Gifts from lobbyists to lawmakers are already sharply limited - but gifts from employers of lobbyists aren't. This bill, from Republican Senator Sam Blakeslee, would tighten those strings - and also bans some specific gifts, like tickets to sporting events and theme parks.
Blakeslee: "There's, I think, general public distaste, and there's a belief that our salaries are sufficient - especially with per diem - to handle many of the incidentals that go along with our job."
But one Senator wondered how to ensure that legislators could still attend high school theater shows and football games without running afoul of the law. And another said voters can judge for themselves what gifts are acceptable - and vote lawmakers who abuse the perks out of office. Still, the bill passed 4-to-0, with one abstention.
Meanwhile, the same Senate committee also approved another Blakeslee bill - this one, to set up a "Do Not Robocall" list for voters who don't want to receive automated telephone calls from candidates or campaigns.
ONLINE VOTER REGISTRATION MEASURE SQUEAKS THROUGH
Online voter registration may soon be allowed in California. A Senate committee approved a measure Tuesday that would let citizens register through their county elections department's website.
The bill's author, San Francisco Democrat Leland Yee, says elections officials would use a voter's signature from the DMV to verify information. Officials could compare that signature to the voter's signature at a polling place.
Yee: "Hopefully through that, you'll have a secure system but also an efficient system and hopefully through that, increase people's participation in our Democratic process."
Republicans opposed the bill, raising concerns about fraudulent registrations and online security.
The bill faces one more committee test before moving to the Senate floor.
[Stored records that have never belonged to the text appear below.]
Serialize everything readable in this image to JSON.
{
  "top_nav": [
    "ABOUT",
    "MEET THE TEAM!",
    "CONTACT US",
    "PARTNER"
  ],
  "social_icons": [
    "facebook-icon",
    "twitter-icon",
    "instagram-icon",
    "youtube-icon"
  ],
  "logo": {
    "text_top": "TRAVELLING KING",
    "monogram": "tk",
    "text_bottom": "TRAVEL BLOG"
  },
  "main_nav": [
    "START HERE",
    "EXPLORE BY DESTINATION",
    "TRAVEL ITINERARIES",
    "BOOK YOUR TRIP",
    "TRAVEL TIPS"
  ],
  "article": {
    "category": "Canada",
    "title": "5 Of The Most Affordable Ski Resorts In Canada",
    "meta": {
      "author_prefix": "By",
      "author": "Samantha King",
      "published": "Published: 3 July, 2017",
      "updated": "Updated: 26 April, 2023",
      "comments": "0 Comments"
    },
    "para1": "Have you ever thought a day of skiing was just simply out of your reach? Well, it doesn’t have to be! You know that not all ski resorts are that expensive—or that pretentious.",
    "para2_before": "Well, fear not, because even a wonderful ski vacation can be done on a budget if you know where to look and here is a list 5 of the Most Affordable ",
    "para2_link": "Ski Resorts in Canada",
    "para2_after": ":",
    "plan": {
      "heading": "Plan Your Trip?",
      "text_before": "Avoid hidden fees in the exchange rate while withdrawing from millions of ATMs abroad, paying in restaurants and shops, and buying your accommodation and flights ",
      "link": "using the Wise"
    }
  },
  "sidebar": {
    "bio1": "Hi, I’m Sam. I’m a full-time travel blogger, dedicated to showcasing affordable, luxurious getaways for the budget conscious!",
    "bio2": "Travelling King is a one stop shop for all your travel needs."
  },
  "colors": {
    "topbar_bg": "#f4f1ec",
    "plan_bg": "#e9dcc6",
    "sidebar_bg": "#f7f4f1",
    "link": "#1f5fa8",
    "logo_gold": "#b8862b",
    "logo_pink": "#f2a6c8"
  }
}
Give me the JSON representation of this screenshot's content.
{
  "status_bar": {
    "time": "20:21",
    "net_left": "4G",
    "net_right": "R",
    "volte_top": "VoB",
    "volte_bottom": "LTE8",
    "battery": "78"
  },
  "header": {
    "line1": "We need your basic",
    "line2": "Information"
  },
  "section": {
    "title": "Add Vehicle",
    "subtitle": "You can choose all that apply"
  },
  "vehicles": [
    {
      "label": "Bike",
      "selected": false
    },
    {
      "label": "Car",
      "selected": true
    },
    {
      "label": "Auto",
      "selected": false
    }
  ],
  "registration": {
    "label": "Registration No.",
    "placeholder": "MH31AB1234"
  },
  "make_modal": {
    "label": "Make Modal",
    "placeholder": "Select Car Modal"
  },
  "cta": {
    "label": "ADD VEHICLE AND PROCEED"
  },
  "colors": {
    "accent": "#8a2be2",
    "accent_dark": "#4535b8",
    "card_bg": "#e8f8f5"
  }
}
If it becomes law, Californians could register to vote online for next year's presidential primary and general elections.
"DO NOT TRACK" BILL GETS GO-AHEAD
A bill that would prevent advertisers from monitoring what California computer users do online has passed through its first state Senate committee.
Jamie Court with the advocacy group "Consumer Watchdog" says internet companies collect, store and sell far too much personal information.
Court: "We should have the right to hit a button on our browsers that says, 'Do not track me.' And that signal should be respected by the companies in California who give us information."
Critics include high-tech companies and the California Chamber of Commerce. They say the bill is far too broadly worded and would hurt the state's internet sector - one of the fastest-growing parts of the economy. They also believe it's not necessary, since most major web browser companies are already developing opt-out technology.
The bill passed with only Democratic votes and next moves to the Senate Appropriations Committee.